(Stored entries)
◇ ◇ ◇ ◇ ◇ ◇ ◇

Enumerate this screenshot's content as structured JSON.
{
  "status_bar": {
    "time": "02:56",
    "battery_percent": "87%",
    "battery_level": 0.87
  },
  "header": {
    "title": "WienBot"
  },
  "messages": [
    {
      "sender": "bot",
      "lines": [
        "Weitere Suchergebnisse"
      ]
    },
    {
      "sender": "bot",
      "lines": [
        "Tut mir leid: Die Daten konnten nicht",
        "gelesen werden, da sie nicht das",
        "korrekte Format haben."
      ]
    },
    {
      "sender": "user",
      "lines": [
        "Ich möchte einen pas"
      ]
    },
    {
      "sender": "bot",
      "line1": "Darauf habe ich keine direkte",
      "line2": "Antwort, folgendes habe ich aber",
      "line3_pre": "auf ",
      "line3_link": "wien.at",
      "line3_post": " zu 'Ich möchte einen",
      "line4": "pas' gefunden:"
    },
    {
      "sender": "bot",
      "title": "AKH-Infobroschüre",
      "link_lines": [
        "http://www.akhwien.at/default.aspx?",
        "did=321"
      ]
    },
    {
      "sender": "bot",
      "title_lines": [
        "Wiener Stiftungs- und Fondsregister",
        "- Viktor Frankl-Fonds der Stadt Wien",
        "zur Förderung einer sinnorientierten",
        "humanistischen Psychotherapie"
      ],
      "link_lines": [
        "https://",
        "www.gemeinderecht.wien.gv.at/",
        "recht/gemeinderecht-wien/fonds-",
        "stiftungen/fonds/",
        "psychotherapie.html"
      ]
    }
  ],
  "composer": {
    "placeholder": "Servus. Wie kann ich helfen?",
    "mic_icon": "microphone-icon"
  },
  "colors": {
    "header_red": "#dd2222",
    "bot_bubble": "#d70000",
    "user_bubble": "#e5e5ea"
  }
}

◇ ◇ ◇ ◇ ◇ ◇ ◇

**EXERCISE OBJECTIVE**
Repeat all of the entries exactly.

**SOLUTION FOR THIS EXERCISE**
Enumerate this screenshot's content as structured JSON.
{
  "status_bar": {
    "time": "02:56",
    "battery_percent": "87%",
    "battery_level": 0.87
  },
  "header": {
    "title": "WienBot"
  },
  "messages": [
    {
      "sender": "bot",
      "lines": [
        "Weitere Suchergebnisse"
      ]
    },
    {
      "sender": "bot",
      "lines": [
        "Tut mir leid: Die Daten konnten nicht",
        "gelesen werden, da sie nicht das",
        "korrekte Format haben."
      ]
    },
    {
      "sender": "user",
      "lines": [
        "Ich möchte einen pas"
      ]
    },
    {
      "sender": "bot",
      "line1": "Darauf habe ich keine direkte",
      "line2": "Antwort, folgendes habe ich aber",
      "line3_pre": "auf ",
      "line3_link": "wien.at",
      "line3_post": " zu 'Ich möchte einen",
      "line4": "pas' gefunden:"
    },
    {
      "sender": "bot",
      "title": "AKH-Infobroschüre",
      "link_lines": [
        "http://www.akhwien.at/default.aspx?",
        "did=321"
      ]
    },
    {
      "sender": "bot",
      "title_lines": [
        "Wiener Stiftungs- und Fondsregister",
        "- Viktor Frankl-Fonds der Stadt Wien",
        "zur Förderung einer sinnorientierten",
        "humanistischen Psychotherapie"
      ],
      "link_lines": [
        "https://",
        "www.gemeinderecht.wien.gv.at/",
        "recht/gemeinderecht-wien/fonds-",
        "stiftungen/fonds/",
        "psychotherapie.html"
      ]
    }
  ],
  "composer": {
    "placeholder": "Servus. Wie kann ich helfen?",
    "mic_icon": "microphone-icon"
  },
  "colors": {
    "header_red": "#dd2222",
    "bot_bubble": "#d70000",
    "user_bubble": "#e5e5ea"
  }
}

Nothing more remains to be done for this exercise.